With India at the cusp of a regulatory evolution triggered by globalisation, geo-political and national issues, further driven by disruptive innovations in consumer technology, and industrial as well as social spaces, it is imperative for India to evolve a segment of public policy and professionals to support such regulatory challenges, Rameesh Kailasam, public policy expert and CEO of Indiatech.org said at a lecture series held in New Delhi
The Indian School of Public Policy (ISPP) organised a lecture series titled a “Practitioner’s approach to Public Policy” during which, students were exposed to real life situations in a workshop conducted by Kailasam.
“The workshop was aimed at helping the students experience and understand real life practical approaches towards public policy,” the CEO of Indiatech.org said.

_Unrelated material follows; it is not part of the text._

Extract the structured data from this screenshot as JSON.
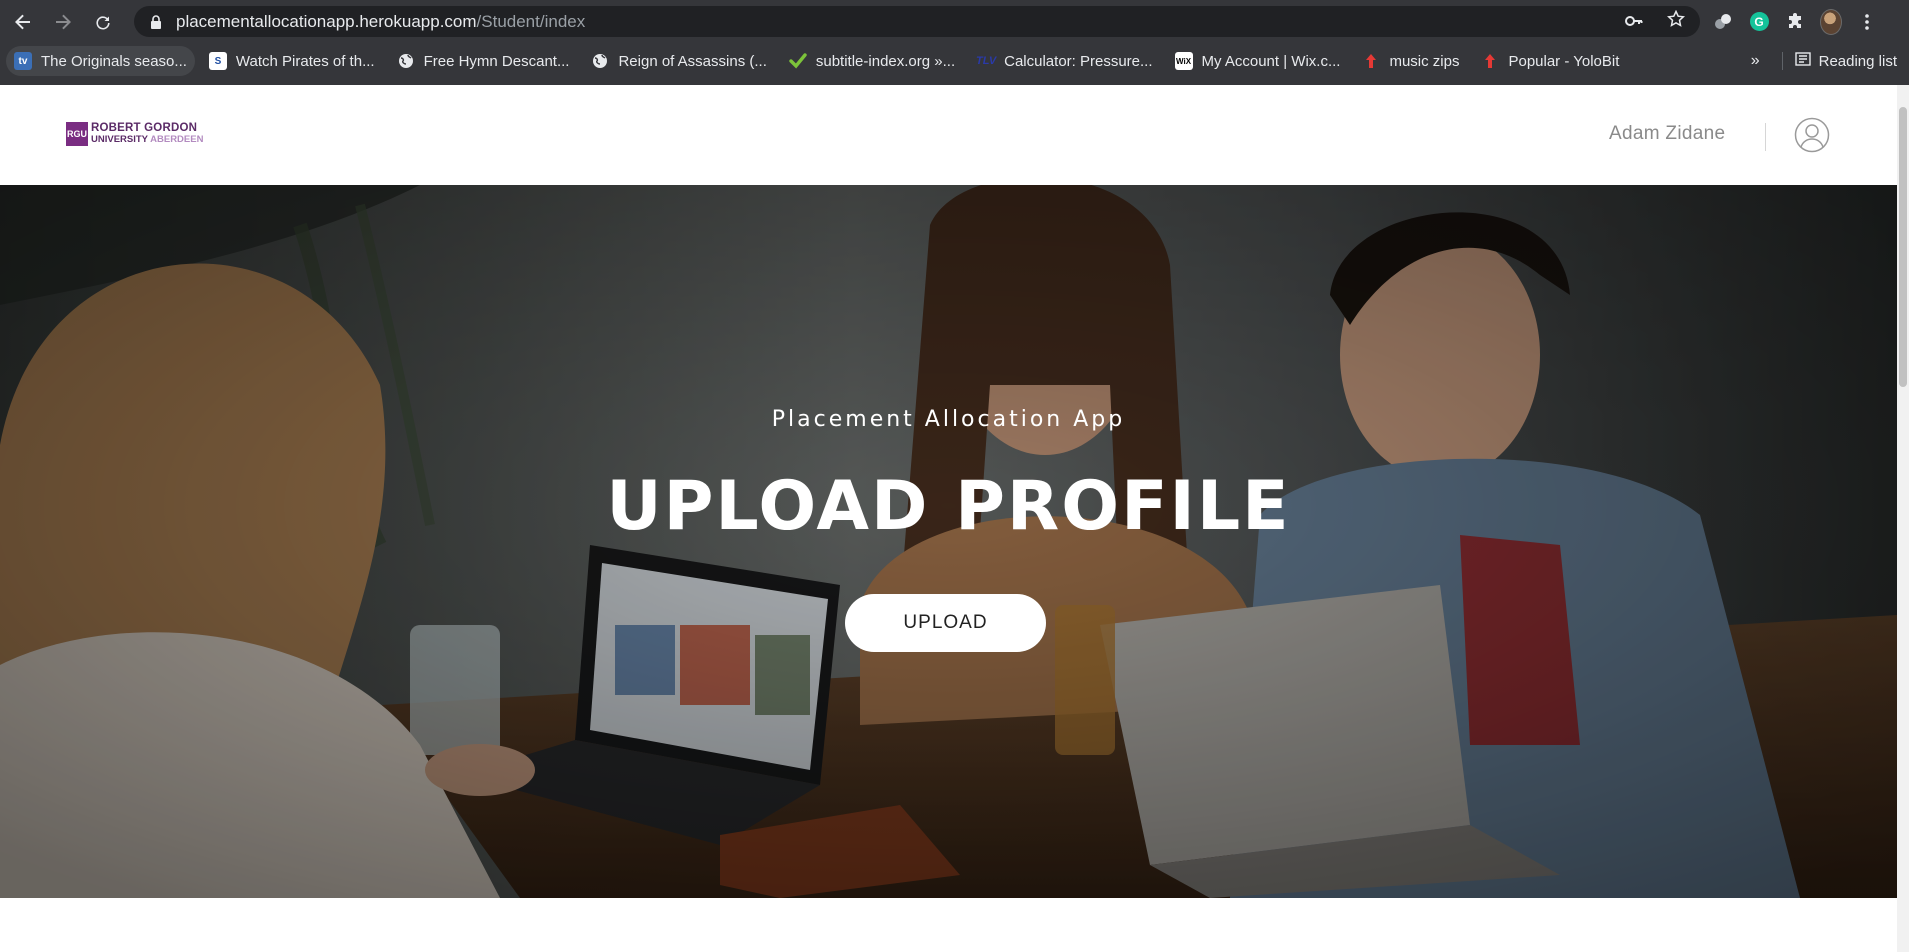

The lecture series comprised of three parts and covered aspects of the role of public policy professionals and career prospects in industry, research, not for profits, governments and media. The sessions also covered the art of policy making and advocacy in emerging markets vis-à-vis developed ones and stressed on the need for practitioners to be up-to-date on policy issues and thought processes of stakeholders. It also covered advocacy tools, narrative building, media and third party advocacy, followed by multiple case studies.
The students were exposed to real life examples and underwent team-based workshops to take on the modern day emerging policy challenges.
Rahul Menon, a public policy scholar at ISPP, who attended the workshop said: “The three part lecture series conducted by Mr. Kailasam provided fascinating insights into contemporary policy issues in India. Several case studies pertaining to corporate firms and government institutions were explored that helped our batch expound two policy issues, in a nuanced manner, during the concluding session.”
Tushar Meshram, another scholar at ISPP commented: “During the series, one important take-away, among many others, was to understand the crux and nuances of advocacy; advocacy is a hard sell and one must be aware of the ‘bargaining power’ of the other party as well. Discussions must be carried out in such a manner that one’s personal preferences don’t get in the way; awareness about the environment in which, and the regulations within which policy discussions happen, can enhance the position of the policy professional.”